The biggest change this year is the protocol of switching sides between sets. The IGHSAU proclaimed that teams “are not to switch benches between sets.” But, in the event that a clear and distinct disadvantage exists, teams may switch sides, observing all social distancing protocols. Officials will determine if a disadvantage is present.
To help with social distancing, players are allowed to stand near the bench area (not just those in the active rotation), and along with players are strongly encouraged to wear face coverings while on the bench. Sanitizing of hands is also required after warmups, timeouts, between sets and anytime after leaving the court.
Teams are limited to one coach and captain per team to participate in the pre-match coin-toss, with face masks strongly encouraged. Teams also must bring their own volleyballs for use during warmups, and are not allowed to warm up outside of the court near their opponents while their opponents have the court for the six-minute portion of the pre-match warm-up protocol. Host schools must have at least three volleyballs to use for the in-game ball rotation to allow for volleyballs to be sanitized while not in use.
Schools are asked to eliminate spectator seating in the front two rows if possible. The scorer’s table should be limited to the home team scorer, libero, tracker and timer, with visiting personnel – including statistician and scorer – asked to find an alternative location. Schools should also avoid playing matches simultaneously on side-by-side courts if possible.
Athletes are encouraged to arrive already dressed for competition, or the venue should provide alternative accommodations for swimmers and divers to change that allows for social distancing.
Just one person per lane should be permitted as lap counter at the turning end. A notification system, via use of hand signals or the public address system, will be used for disqualifications. Timers are asked to assemble at the finish of each race, at the edge of the pool within the 6-8 feet confines of the lane in which they are timing.
For relays, judges are required to work from the sides of the pool. Space relay swimmers apart from one another. Timers and relay takeoff judges are strongly encouraged to wear cloth facial coverings.
During diving competition, divers may not approach the board until their turn to compete.
Teams are asked to stay on opposite sides of the pool. A recommendation included having home teams compete in lanes 1-3, and visitors to swim in lanes 4-6.

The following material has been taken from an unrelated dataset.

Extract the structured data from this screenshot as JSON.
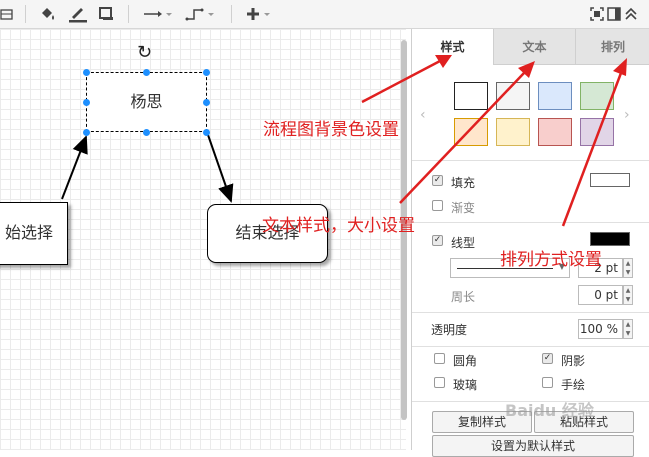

Facility managers are asked to disinfect the pool before and after each practice and meet. It was also suggested that chlorine levels be increased, even though the Centers for Disease Control said there is no evidence that the coronavirus can be spread through the water in pools, and that proper operation and disinfection of the water should inactivate the virus.

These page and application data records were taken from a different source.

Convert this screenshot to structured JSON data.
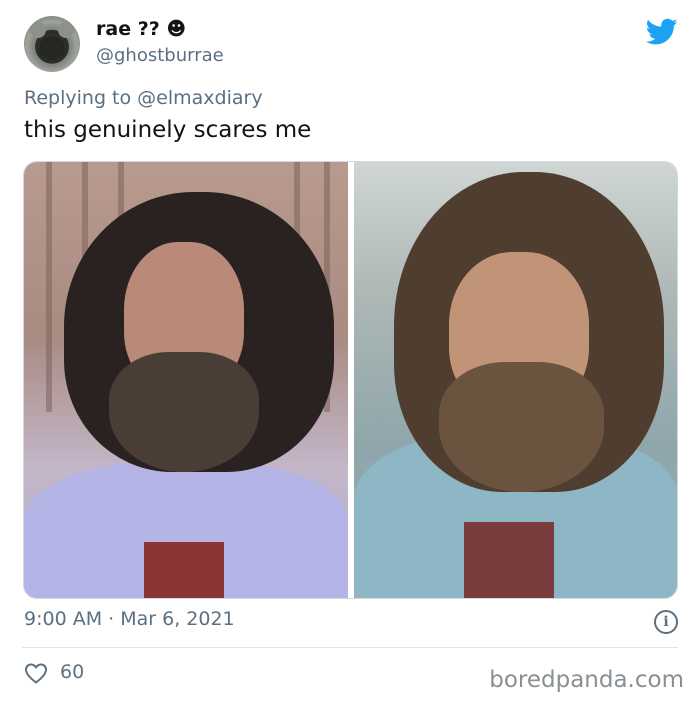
{
  "author": {
    "display_name": "rae ?? ☻",
    "username": "@ghostburrae"
  },
  "reply": {
    "prefix": "Replying to ",
    "mention": "@elmaxdiary"
  },
  "tweet": {
    "text": "this genuinely scares me",
    "timestamp": "9:00 AM · Mar 6, 2021",
    "like_count": "60"
  },
  "icons": {
    "brand": "twitter-bird-icon",
    "like": "heart-icon",
    "info": "info-icon"
  },
  "colors": {
    "twitter_blue": "#1DA1F2",
    "secondary_text": "#5b7083"
  },
  "watermark": "boredpanda.com"
}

Managers are also being asked to establish multiple sessions for warm-up periods to limit number of swimmers per lane, and restrict the number of swimmers in competition area, and number of swimmers per lane during warm-up and warm-down periods.